For example: "The government has increased taxes." The speaker is talking about the actions of a single part of the state, as shown by the use of the third person present singular with "s". (remember - present perfect is still a present tense!).
But "The government are thieves" shows that the speaker has a very low opinion of individual members of the government.
We always use "the police" as a plural noun. "The police have arrested him." "The police are coming."
Nouns can be Proper Nouns
Proper nouns are mostly names. The name "Dr Samuel Johnson" ( Dr Johnson was the writer of the first English dictionary) - is a proper noun. "The River Thames", "Buckingham Palace". "aunt Hilda" are other examples.
Nouns can be Substantive .....(things that you can touch or that you can drop on your foot).
Your computer is a good example of a substantive noun. A brick is another. They are objects which have an actual physical existence. So "galaxy" is a substantive noun as well. Substantive nouns affect inanimate objects, so heat is a substantive noun - if it wasn't, you couldn't have eaten toast for breakfast this morning.
.... or insubstantive (you canít drop a dream on your foot).
Many insubstantive words are concepts - like "happiness", or "imagination" and most concept words (note the noun adjective) are uncountable. Many gerunds are concept words (so they do not have plurals, as uncountable nouns mostly donít have plurals).
For example "He likes singing."
"Singing" here does not describe a particular song, but the general concept of making music with your mouth. Because this gerund is a general concept, here it is not plain whether our sentence means that the man likes to sing, or that he likes to listen to other people singing, or that he likes both to sing and listen to people singing. That's one of the joys of English - you can be as precise or as vague as you want!
There are Countable and uncountable nouns
If you don't know what countable and uncountable nouns are, you should look at the intermediate level. (But for those people with bad memories, uncountable nouns are things that you can't have two or more of. "Two happinesses" sounds a little bit strange.
As was mentioned above, uncountable nouns cannot have plurals. But they can - when you are talking about a particular type of uncountable noun.

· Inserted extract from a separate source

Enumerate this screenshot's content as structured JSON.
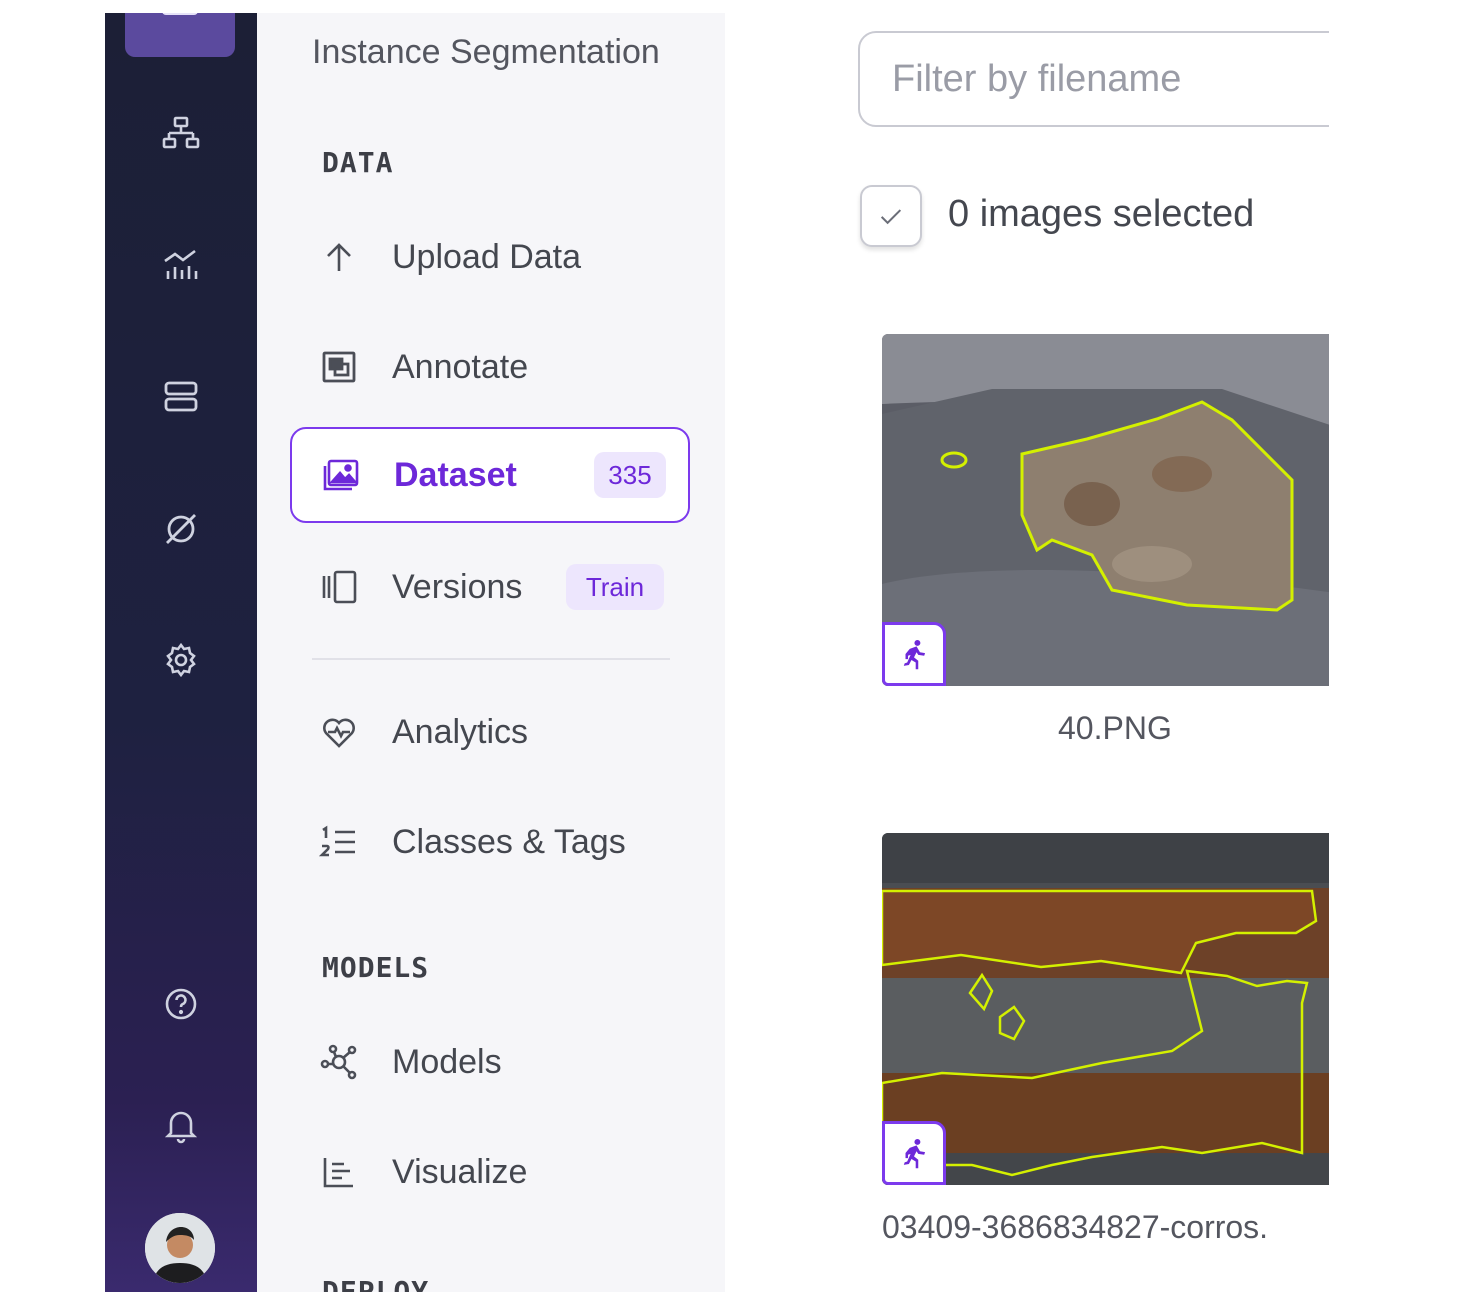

Look at beer. (Yes, please!) Beer is uncountable. When you tell the barman "two beers, please" this is just a lazy way of saying "two glasses (or bottles) of beer, please". But really, beer is uncountable - like water. But while we say the English drink a lot of beer (beer being uncountable), the English drink many types of beer. For example in my area, Greene King is a popular beer, and in Yorkshire many people drink Tetley's. Both these beers are English beers and they taste different from German beers.
We can also talk about the joys of being a parent, unless children are one of your hates. However, other types of uncountable/insubstantive nouns do not work like this. So we say "there are many types of courage" and not "there are many courages".
Still think nouns are easy? Ok then - here are some exercises for you! Click the blue triangle.
Countries and nationalities